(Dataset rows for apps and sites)
*** Block opens ***

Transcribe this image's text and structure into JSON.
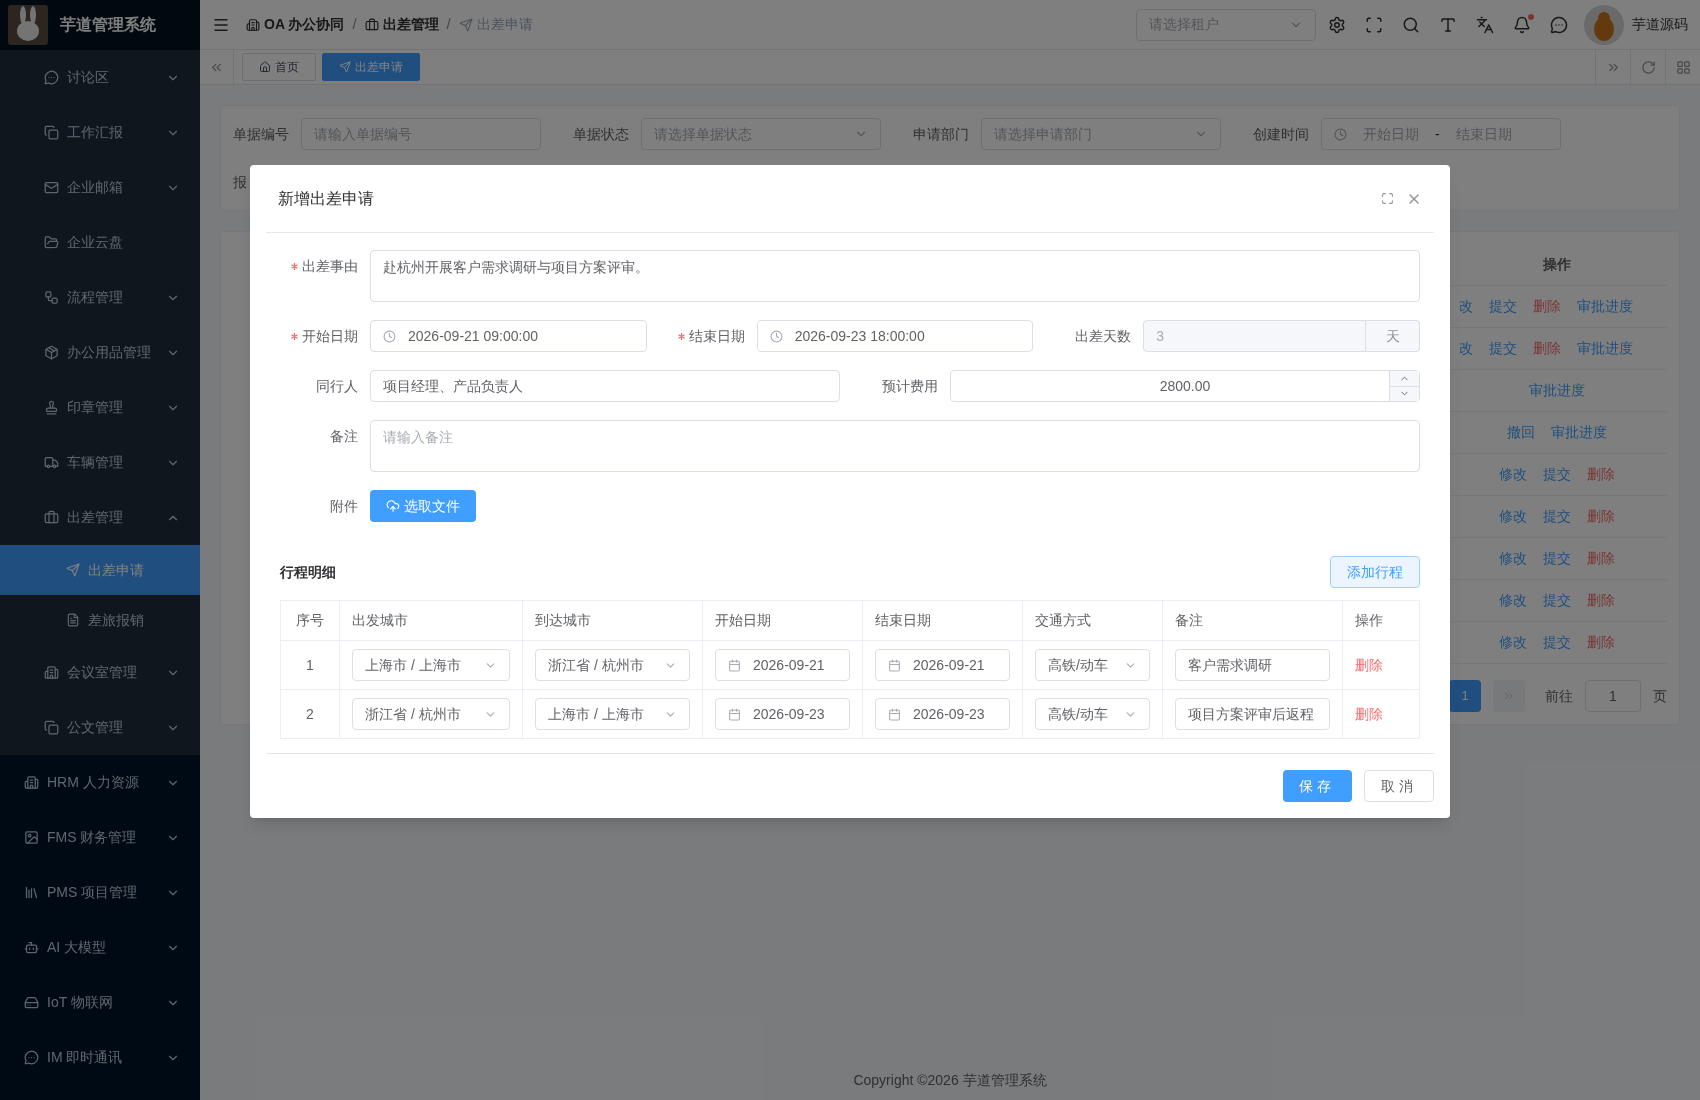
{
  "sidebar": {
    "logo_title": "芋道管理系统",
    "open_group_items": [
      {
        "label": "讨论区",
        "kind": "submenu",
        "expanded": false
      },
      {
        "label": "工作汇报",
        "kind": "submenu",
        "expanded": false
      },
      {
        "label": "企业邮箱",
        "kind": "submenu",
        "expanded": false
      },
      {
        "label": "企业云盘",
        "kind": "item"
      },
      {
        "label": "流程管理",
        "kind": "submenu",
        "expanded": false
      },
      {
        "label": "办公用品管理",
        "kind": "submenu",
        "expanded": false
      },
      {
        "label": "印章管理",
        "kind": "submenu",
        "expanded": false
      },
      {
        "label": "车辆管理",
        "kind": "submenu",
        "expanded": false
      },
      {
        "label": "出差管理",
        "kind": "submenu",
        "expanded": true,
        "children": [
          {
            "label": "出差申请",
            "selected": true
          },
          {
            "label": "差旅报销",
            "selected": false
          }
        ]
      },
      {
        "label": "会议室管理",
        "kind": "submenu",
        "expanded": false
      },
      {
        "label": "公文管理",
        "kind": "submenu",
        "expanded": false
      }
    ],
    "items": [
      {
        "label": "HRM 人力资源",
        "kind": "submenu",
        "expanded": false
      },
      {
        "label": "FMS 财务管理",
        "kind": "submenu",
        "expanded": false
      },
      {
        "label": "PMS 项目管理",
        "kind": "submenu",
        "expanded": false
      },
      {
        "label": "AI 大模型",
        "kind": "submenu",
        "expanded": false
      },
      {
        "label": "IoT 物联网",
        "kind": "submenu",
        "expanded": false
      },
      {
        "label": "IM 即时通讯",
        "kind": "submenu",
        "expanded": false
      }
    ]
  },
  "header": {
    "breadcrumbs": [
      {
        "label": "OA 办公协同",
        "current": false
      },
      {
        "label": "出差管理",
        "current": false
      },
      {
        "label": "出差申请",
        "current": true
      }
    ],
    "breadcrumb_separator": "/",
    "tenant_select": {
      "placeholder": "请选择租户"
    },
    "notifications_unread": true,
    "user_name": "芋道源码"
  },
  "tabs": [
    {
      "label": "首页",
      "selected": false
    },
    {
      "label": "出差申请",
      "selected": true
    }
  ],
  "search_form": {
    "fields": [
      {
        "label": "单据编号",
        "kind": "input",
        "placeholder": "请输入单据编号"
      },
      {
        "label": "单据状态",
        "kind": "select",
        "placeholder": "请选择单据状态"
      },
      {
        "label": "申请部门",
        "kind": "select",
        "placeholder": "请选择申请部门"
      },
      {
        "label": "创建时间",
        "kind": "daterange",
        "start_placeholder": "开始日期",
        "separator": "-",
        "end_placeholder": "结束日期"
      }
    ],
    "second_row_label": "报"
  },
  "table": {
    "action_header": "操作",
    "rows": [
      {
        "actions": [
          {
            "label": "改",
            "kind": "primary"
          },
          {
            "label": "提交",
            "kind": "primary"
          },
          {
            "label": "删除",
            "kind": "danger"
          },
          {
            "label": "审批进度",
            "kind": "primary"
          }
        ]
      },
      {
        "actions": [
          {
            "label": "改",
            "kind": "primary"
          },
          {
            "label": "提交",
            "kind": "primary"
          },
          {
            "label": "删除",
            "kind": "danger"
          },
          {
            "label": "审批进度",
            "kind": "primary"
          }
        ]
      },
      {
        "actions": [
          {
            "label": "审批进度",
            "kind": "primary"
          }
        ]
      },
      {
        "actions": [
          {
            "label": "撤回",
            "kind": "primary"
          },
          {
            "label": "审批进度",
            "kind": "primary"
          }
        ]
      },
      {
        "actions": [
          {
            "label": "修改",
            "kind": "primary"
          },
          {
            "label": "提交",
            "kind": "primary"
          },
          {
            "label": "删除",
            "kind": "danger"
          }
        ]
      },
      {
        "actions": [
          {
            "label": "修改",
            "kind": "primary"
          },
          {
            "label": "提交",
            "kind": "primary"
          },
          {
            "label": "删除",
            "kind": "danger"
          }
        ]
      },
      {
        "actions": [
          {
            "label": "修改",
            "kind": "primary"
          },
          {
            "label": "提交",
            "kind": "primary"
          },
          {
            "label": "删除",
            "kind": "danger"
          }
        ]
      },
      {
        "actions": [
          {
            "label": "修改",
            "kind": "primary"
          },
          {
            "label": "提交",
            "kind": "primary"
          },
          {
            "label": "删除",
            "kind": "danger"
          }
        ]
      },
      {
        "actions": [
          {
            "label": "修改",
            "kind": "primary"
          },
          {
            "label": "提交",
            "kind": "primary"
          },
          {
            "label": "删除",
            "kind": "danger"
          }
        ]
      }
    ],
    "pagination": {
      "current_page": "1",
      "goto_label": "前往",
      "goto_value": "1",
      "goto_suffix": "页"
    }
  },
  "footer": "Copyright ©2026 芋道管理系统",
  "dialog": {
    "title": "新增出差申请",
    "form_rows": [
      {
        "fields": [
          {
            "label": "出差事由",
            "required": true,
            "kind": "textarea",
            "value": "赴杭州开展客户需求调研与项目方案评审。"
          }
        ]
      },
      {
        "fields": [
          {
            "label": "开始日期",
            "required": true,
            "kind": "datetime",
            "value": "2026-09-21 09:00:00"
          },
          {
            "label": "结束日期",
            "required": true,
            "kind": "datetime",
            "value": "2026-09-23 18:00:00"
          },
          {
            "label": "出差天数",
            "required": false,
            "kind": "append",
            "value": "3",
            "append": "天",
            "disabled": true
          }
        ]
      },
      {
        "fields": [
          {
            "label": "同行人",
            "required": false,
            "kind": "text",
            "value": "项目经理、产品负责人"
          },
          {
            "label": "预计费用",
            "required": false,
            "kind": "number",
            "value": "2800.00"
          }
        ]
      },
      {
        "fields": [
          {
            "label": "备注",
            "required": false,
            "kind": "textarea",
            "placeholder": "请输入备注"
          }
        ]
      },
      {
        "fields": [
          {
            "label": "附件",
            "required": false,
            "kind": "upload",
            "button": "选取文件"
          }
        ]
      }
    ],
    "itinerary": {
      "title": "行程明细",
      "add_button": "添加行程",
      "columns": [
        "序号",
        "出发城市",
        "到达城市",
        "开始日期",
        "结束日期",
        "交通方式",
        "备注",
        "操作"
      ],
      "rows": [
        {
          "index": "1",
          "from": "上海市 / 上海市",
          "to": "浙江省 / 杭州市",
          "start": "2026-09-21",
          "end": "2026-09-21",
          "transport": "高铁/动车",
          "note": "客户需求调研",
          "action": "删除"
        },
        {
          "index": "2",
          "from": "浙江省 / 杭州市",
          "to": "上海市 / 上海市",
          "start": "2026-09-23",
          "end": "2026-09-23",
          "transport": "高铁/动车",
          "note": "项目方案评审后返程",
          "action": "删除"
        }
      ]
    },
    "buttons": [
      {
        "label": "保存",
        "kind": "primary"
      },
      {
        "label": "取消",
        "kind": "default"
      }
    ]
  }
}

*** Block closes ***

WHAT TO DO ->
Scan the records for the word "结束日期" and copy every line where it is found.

RESPONSE ->
        "end_placeholder": "结束日期"
            "label": "结束日期",
        "结束日期",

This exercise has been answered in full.